This island was tropical then, with palm trees and, Troll said, “tiny horses.”
“The horses would have been about the size of a beagle. The dinosaurs were extinct by then, but there were these large birds that stood maybe eight feet tall. There’s debate as to whether or not they were meat eating birds or whether they ate anything they came across or whether they were plant eating birds. I like to think they ate the tiny horses because that’s an image that I’ve drawn a few times,” he said.
At first, everyone spread out, poking around different corners of the beach. Fowler crouched down near a row of sandstone rocks near to the boat, tapping the edges with his hammer.
“Sometimes, they break right in the right spot and there’s something phenomenal in there. Sometimes, it’s just like this,” Fowler said as two pieces fall apart, revealing nothing, “but you can see all the different layers and when you look, you know the whole floor here would have been just covered in forest debris just like in the forest over there. And here we are, finding it all very interesting.”

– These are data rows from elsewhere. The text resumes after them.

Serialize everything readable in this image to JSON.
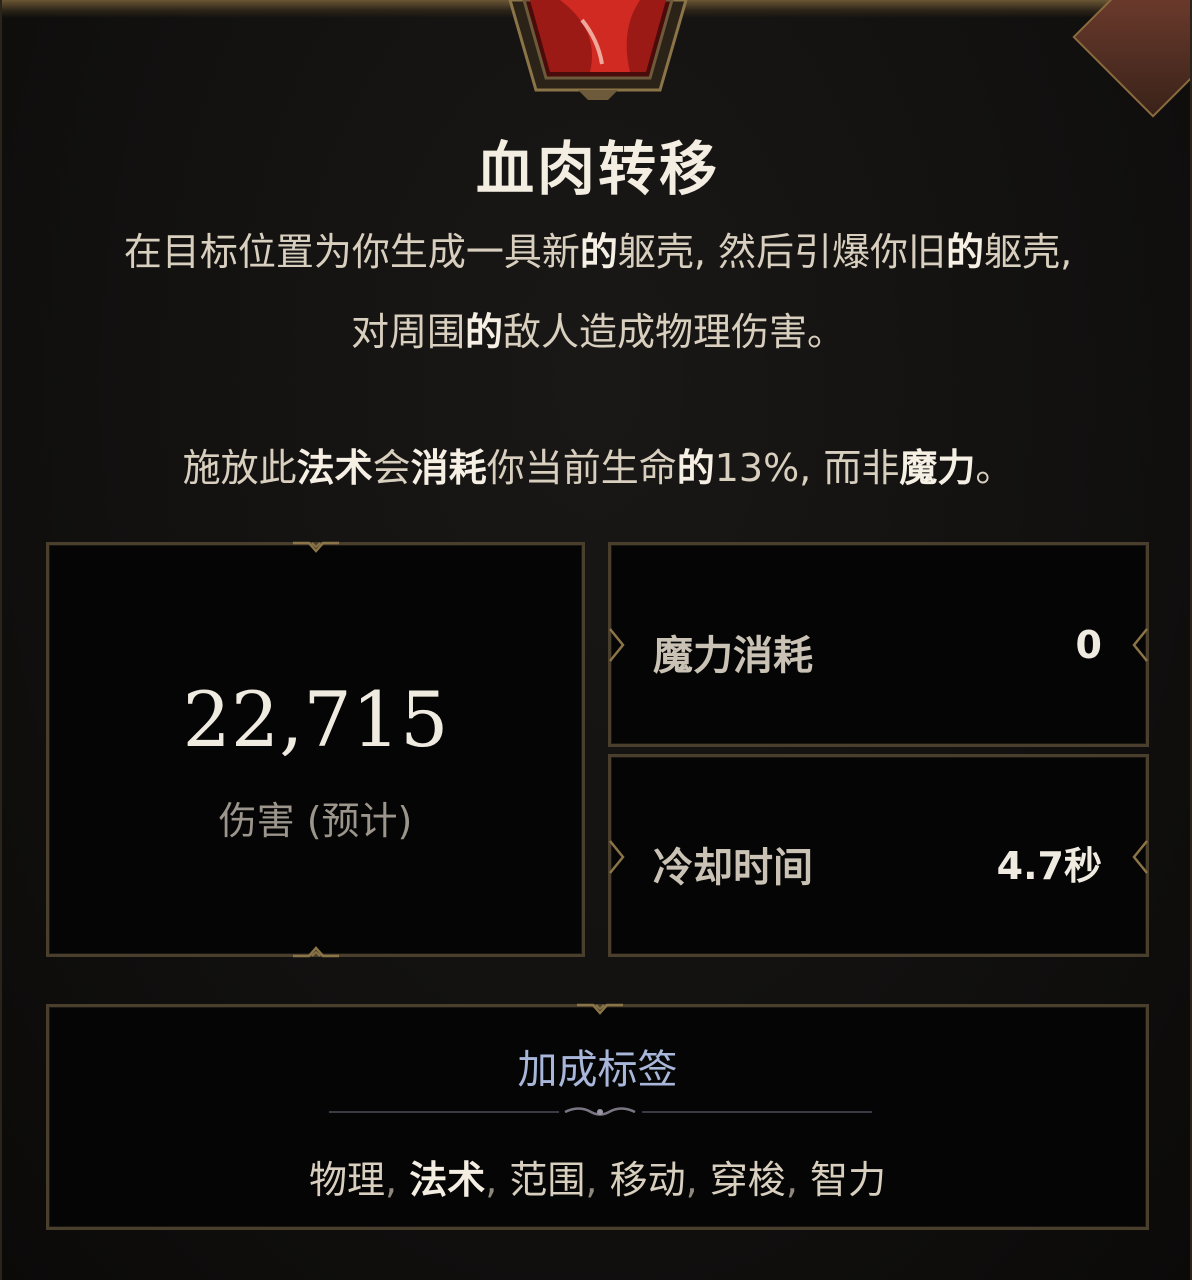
{
  "ability": {
    "title": "血肉转移",
    "description_line1_parts": [
      "在目标位置为你生成一具新",
      "的",
      "躯壳, 然后引爆你旧",
      "的",
      "躯壳,"
    ],
    "description_line2_parts": [
      "对周围",
      "的",
      "敌人造成物理伤害。"
    ],
    "description_line3_parts": [
      "施放此",
      "法术",
      "会",
      "消耗",
      "你当前生命",
      "的",
      "13%, 而非",
      "魔力",
      "。"
    ]
  },
  "stats": {
    "damage_value": "22,715",
    "damage_label": "伤害 (预计)",
    "mana_cost_label": "魔力消耗",
    "mana_cost_value": "0",
    "cooldown_label": "冷却时间",
    "cooldown_value": "4.7秒"
  },
  "tags": {
    "title": "加成标签",
    "items": [
      {
        "label": "物理",
        "strong": false
      },
      {
        "label": "法术",
        "strong": true
      },
      {
        "label": "范围",
        "strong": false
      },
      {
        "label": "移动",
        "strong": false
      },
      {
        "label": "穿梭",
        "strong": false
      },
      {
        "label": "智力",
        "strong": false
      }
    ],
    "separator": ","
  },
  "colors": {
    "frame_gold": "#8b7447",
    "panel_border": "#4a3f2c",
    "tag_title": "#a8b6d9",
    "portrait_red": "#b3201b"
  },
  "icons": {
    "portrait": "ability-portrait-icon",
    "divider": "ornament-divider-icon",
    "notch": "frame-notch-icon"
  }
}
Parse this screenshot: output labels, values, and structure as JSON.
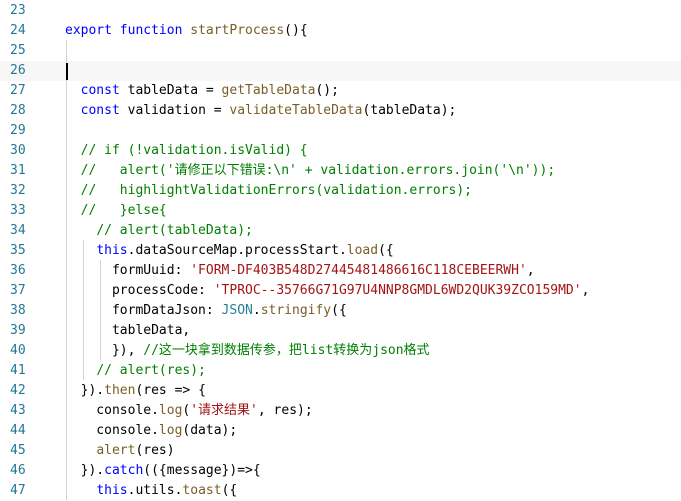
{
  "editor": {
    "lines": [
      {
        "num": "23",
        "tokens": []
      },
      {
        "num": "24",
        "tokens": [
          [
            "kw",
            "export"
          ],
          [
            "pl",
            " "
          ],
          [
            "kw",
            "function"
          ],
          [
            "pl",
            " "
          ],
          [
            "fn",
            "startProcess"
          ],
          [
            "pl",
            "(){"
          ]
        ]
      },
      {
        "num": "25",
        "tokens": []
      },
      {
        "num": "26",
        "tokens": [],
        "current": true
      },
      {
        "num": "27",
        "tokens": [
          [
            "pl",
            "  "
          ],
          [
            "kw",
            "const"
          ],
          [
            "pl",
            " tableData = "
          ],
          [
            "fn",
            "getTableData"
          ],
          [
            "pl",
            "();"
          ]
        ]
      },
      {
        "num": "28",
        "tokens": [
          [
            "pl",
            "  "
          ],
          [
            "kw",
            "const"
          ],
          [
            "pl",
            " validation = "
          ],
          [
            "fn",
            "validateTableData"
          ],
          [
            "pl",
            "(tableData);"
          ]
        ]
      },
      {
        "num": "29",
        "tokens": []
      },
      {
        "num": "30",
        "tokens": [
          [
            "pl",
            "  "
          ],
          [
            "cmt",
            "// if (!validation.isValid) {"
          ]
        ]
      },
      {
        "num": "31",
        "tokens": [
          [
            "pl",
            "  "
          ],
          [
            "cmt",
            "//   alert('请修正以下错误:\\n' + validation.errors.join('\\n'));"
          ]
        ]
      },
      {
        "num": "32",
        "tokens": [
          [
            "pl",
            "  "
          ],
          [
            "cmt",
            "//   highlightValidationErrors(validation.errors);"
          ]
        ]
      },
      {
        "num": "33",
        "tokens": [
          [
            "pl",
            "  "
          ],
          [
            "cmt",
            "//   }else{"
          ]
        ]
      },
      {
        "num": "34",
        "tokens": [
          [
            "pl",
            "    "
          ],
          [
            "cmt",
            "// alert(tableData);"
          ]
        ]
      },
      {
        "num": "35",
        "tokens": [
          [
            "pl",
            "    "
          ],
          [
            "kw",
            "this"
          ],
          [
            "pl",
            ".dataSourceMap.processStart."
          ],
          [
            "fn",
            "load"
          ],
          [
            "pl",
            "({"
          ]
        ]
      },
      {
        "num": "36",
        "tokens": [
          [
            "pl",
            "      formUuid: "
          ],
          [
            "str",
            "'FORM-DF403B548D27445481486616C118CEBEERWH'"
          ],
          [
            "pl",
            ","
          ]
        ]
      },
      {
        "num": "37",
        "tokens": [
          [
            "pl",
            "      processCode: "
          ],
          [
            "str",
            "'TPROC--35766G71G97U4NNP8GMDL6WD2QUK39ZCO159MD'"
          ],
          [
            "pl",
            ","
          ]
        ]
      },
      {
        "num": "38",
        "tokens": [
          [
            "pl",
            "      formDataJson: "
          ],
          [
            "ty",
            "JSON"
          ],
          [
            "pl",
            "."
          ],
          [
            "fn",
            "stringify"
          ],
          [
            "pl",
            "({"
          ]
        ]
      },
      {
        "num": "39",
        "tokens": [
          [
            "pl",
            "      tableData,"
          ]
        ]
      },
      {
        "num": "40",
        "tokens": [
          [
            "pl",
            "      }), "
          ],
          [
            "cmt",
            "//这一块拿到数据传参，把list转换为json格式"
          ]
        ]
      },
      {
        "num": "41",
        "tokens": [
          [
            "pl",
            "    "
          ],
          [
            "cmt",
            "// alert(res);"
          ]
        ]
      },
      {
        "num": "42",
        "tokens": [
          [
            "pl",
            "  })."
          ],
          [
            "fn",
            "then"
          ],
          [
            "pl",
            "(res => {"
          ]
        ]
      },
      {
        "num": "43",
        "tokens": [
          [
            "pl",
            "    console."
          ],
          [
            "fn",
            "log"
          ],
          [
            "pl",
            "("
          ],
          [
            "str",
            "'请求结果'"
          ],
          [
            "pl",
            ", res);"
          ]
        ]
      },
      {
        "num": "44",
        "tokens": [
          [
            "pl",
            "    console."
          ],
          [
            "fn",
            "log"
          ],
          [
            "pl",
            "(data);"
          ]
        ]
      },
      {
        "num": "45",
        "tokens": [
          [
            "pl",
            "    "
          ],
          [
            "fn",
            "alert"
          ],
          [
            "pl",
            "(res)"
          ]
        ]
      },
      {
        "num": "46",
        "tokens": [
          [
            "pl",
            "  })."
          ],
          [
            "kw",
            "catch"
          ],
          [
            "pl",
            "(({message})=>{"
          ]
        ]
      },
      {
        "num": "47",
        "tokens": [
          [
            "pl",
            "    "
          ],
          [
            "kw",
            "this"
          ],
          [
            "pl",
            ".utils."
          ],
          [
            "fn",
            "toast"
          ],
          [
            "pl",
            "({"
          ]
        ]
      }
    ]
  },
  "colors": {
    "line_number": "#237893",
    "keyword": "#0000ff",
    "function": "#795e26",
    "string": "#a31515",
    "comment": "#008000",
    "type": "#267f99"
  }
}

Further down the beach, the sandstone flaked off like paper, coated in black splotches that represented really old plant material, but the goal was to find something sturdier and better defined. At one point, everyone congregated around this one slab. The corner of a leaf was sticking out from between two layers.
Fowler and Carson Strassman worked to make a clean break, with Dave Strassman standing over them and cheering, “what do we got? What do we got boys? Look at that! It’s a forest floor! Look at that. Holy schmagoli.”
It is legal to collect roughly 10 pounds of plant or invertebrate fossils in National Forests. This story does not include any of the names of locations because scientists and enthusiasts want to make sure that some of these fossils stay where they are.
Researchers a few years ago cut out a giant palm leaf that is part of a new Smithsonian exhibition. The island they visited on the second day is where scientists found a fully intact fossil of a marine reptile called a thallatosaur. It is also where they stood around the campfire, a little humbled after not finding the 250 million-year-old Triassic fossils that Troll knew were somewhere nearby. He seemed to have almost as much fun imagining the world that created them.
“These rocks were actually part of an island chain and maybe even a subcontinent that was way over by Australia or Hawaii and beyond at least,” Troll said. “They were on a conveyor belt across the ancient Pacific Ocean that has come up against North America and gone under North America and there are shards that split off and oozed to the side, and that’s what this stuff is right here.”
He said, each of the shards they visited showed up at different points in Earth’s history.
“You know it just drives home this idea of a dynamic, changing planet with a deep, deep history that will just blow your mind, and you begin to look at this landscape and it almost melts before your eyes,” Troll said.
Of course, this history is still unfolding. Troll and his friend Fowler disagree on some of the politics around climate change, although both agree that it is happening.
“We have begun to understand that big things can happen on this planet and we are all sensing that the world is changing,” Troll said. “And Tom’s looking at me with – he’s raising his eyebrows…”
“I totally believe in change,” Fowler said.
“…we know that the world is changing rapidly right now. The weather systems are changing. We’re trying to understand it,” Troll said. “And the only way to know, really, is to collect all the data that you can, and there’s a lot of the data that we’re standing on right here, right now.”
The next day, they took the fossil-fueled boat to a different island, and found the remnants of animals that existed on the other side of the Permian – Triassic extinction, which scientists consider to be the largest in Earth’s history.
Ray Troll is part-author of a book about the geologic history of the West Coast from Baja California to Alaska called Cruising the Fossil Coastline, which comes out in September.